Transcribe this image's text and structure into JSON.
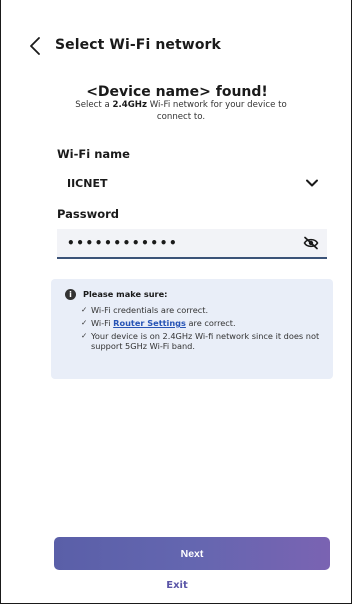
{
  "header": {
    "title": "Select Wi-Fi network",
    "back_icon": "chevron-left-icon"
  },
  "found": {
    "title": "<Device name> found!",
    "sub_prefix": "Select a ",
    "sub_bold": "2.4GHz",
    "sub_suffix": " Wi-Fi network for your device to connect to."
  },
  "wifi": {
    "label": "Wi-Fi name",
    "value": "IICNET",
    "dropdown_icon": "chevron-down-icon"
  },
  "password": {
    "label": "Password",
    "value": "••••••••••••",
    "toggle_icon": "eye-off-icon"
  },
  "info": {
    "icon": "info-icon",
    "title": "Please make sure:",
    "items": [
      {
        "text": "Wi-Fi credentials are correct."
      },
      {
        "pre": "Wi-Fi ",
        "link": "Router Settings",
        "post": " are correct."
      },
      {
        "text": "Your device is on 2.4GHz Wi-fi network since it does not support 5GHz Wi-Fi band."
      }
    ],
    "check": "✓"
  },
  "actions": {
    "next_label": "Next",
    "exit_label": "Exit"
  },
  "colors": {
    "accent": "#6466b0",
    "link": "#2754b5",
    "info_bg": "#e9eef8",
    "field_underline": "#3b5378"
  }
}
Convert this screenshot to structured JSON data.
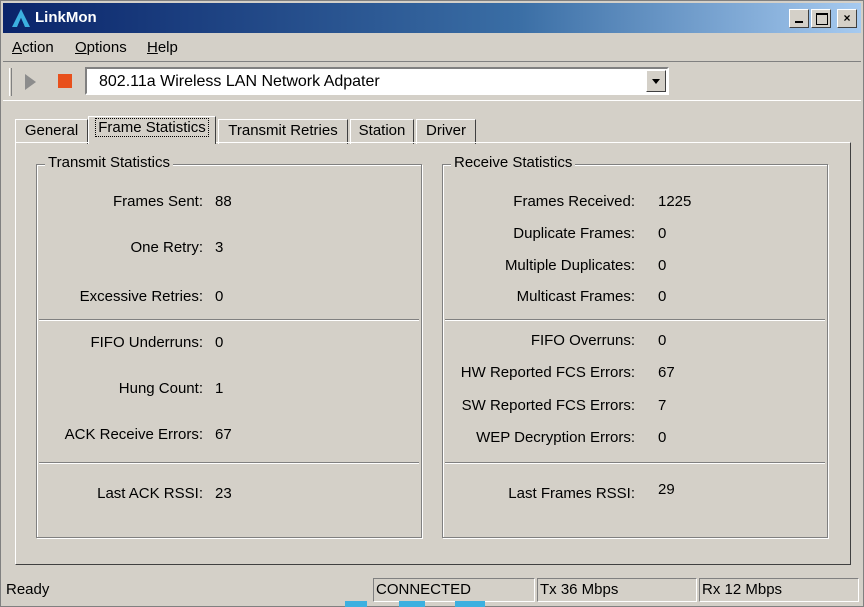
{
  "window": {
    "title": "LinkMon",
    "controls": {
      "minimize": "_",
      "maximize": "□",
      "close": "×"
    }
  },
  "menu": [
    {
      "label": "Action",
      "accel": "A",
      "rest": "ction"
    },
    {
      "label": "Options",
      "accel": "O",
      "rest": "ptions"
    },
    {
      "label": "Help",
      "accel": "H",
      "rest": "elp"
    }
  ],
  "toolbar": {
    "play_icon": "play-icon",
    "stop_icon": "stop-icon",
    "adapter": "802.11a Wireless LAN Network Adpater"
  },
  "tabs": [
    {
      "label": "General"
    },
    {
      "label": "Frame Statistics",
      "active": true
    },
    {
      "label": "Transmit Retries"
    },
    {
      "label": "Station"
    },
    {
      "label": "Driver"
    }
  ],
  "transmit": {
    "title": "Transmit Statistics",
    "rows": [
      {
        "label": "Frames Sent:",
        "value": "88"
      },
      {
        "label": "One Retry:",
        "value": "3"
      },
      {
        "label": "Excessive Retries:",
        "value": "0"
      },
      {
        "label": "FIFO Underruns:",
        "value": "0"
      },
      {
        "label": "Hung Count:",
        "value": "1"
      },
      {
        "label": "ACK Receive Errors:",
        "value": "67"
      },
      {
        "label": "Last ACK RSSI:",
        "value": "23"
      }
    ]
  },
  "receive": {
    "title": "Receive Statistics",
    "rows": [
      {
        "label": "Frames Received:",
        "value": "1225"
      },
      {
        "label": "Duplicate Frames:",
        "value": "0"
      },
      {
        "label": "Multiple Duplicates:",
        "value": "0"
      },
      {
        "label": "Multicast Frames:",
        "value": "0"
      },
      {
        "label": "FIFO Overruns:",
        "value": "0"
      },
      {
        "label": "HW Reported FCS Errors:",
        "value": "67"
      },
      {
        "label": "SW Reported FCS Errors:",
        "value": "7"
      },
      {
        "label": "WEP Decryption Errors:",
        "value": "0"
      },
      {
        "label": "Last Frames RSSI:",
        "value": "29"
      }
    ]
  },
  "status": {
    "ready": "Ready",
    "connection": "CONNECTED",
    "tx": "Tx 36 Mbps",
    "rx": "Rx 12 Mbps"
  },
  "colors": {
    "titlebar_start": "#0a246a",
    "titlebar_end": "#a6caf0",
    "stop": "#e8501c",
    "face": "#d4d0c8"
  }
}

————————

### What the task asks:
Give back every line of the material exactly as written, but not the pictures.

### Answer below:
Transcribe this image's text and structure into JSON.
{
  "header": {
    "title": "Select Wi-Fi network",
    "back_icon": "chevron-left-icon"
  },
  "found": {
    "title": "<Device name> found!",
    "sub_prefix": "Select a ",
    "sub_bold": "2.4GHz",
    "sub_suffix": " Wi-Fi network for your device to connect to."
  },
  "wifi": {
    "label": "Wi-Fi name",
    "value": "IICNET",
    "dropdown_icon": "chevron-down-icon"
  },
  "password": {
    "label": "Password",
    "value": "••••••••••••",
    "toggle_icon": "eye-off-icon"
  },
  "info": {
    "icon": "info-icon",
    "title": "Please make sure:",
    "items": [
      {
        "text": "Wi-Fi credentials are correct."
      },
      {
        "pre": "Wi-Fi ",
        "link": "Router Settings",
        "post": " are correct."
      },
      {
        "text": "Your device is on 2.4GHz Wi-fi network since it does not support 5GHz Wi-Fi band."
      }
    ],
    "check": "✓"
  },
  "actions": {
    "next_label": "Next",
    "exit_label": "Exit"
  },
  "colors": {
    "accent": "#6466b0",
    "link": "#2754b5",
    "info_bg": "#e9eef8",
    "field_underline": "#3b5378"
  }
}
Convert this screenshot to structured JSON data.
{
  "window": {
    "title": "LinkMon",
    "controls": {
      "minimize": "_",
      "maximize": "□",
      "close": "×"
    }
  },
  "menu": [
    {
      "label": "Action",
      "accel": "A",
      "rest": "ction"
    },
    {
      "label": "Options",
      "accel": "O",
      "rest": "ptions"
    },
    {
      "label": "Help",
      "accel": "H",
      "rest": "elp"
    }
  ],
  "toolbar": {
    "play_icon": "play-icon",
    "stop_icon": "stop-icon",
    "adapter": "802.11a Wireless LAN Network Adpater"
  },
  "tabs": [
    {
      "label": "General"
    },
    {
      "label": "Frame Statistics",
      "active": true
    },
    {
      "label": "Transmit Retries"
    },
    {
      "label": "Station"
    },
    {
      "label": "Driver"
    }
  ],
  "transmit": {
    "title": "Transmit Statistics",
    "rows": [
      {
        "label": "Frames Sent:",
        "value": "88"
      },
      {
        "label": "One Retry:",
        "value": "3"
      },
      {
        "label": "Excessive Retries:",
        "value": "0"
      },
      {
        "label": "FIFO Underruns:",
        "value": "0"
      },
      {
        "label": "Hung Count:",
        "value": "1"
      },
      {
        "label": "ACK Receive Errors:",
        "value": "67"
      },
      {
        "label": "Last ACK RSSI:",
        "value": "23"
      }
    ]
  },
  "receive": {
    "title": "Receive Statistics",
    "rows": [
      {
        "label": "Frames Received:",
        "value": "1225"
      },
      {
        "label": "Duplicate Frames:",
        "value": "0"
      },
      {
        "label": "Multiple Duplicates:",
        "value": "0"
      },
      {
        "label": "Multicast Frames:",
        "value": "0"
      },
      {
        "label": "FIFO Overruns:",
        "value": "0"
      },
      {
        "label": "HW Reported FCS Errors:",
        "value": "67"
      },
      {
        "label": "SW Reported FCS Errors:",
        "value": "7"
      },
      {
        "label": "WEP Decryption Errors:",
        "value": "0"
      },
      {
        "label": "Last Frames RSSI:",
        "value": "29"
      }
    ]
  },
  "status": {
    "ready": "Ready",
    "connection": "CONNECTED",
    "tx": "Tx 36 Mbps",
    "rx": "Rx 12 Mbps"
  },
  "colors": {
    "titlebar_start": "#0a246a",
    "titlebar_end": "#a6caf0",
    "stop": "#e8501c",
    "face": "#d4d0c8"
  }
}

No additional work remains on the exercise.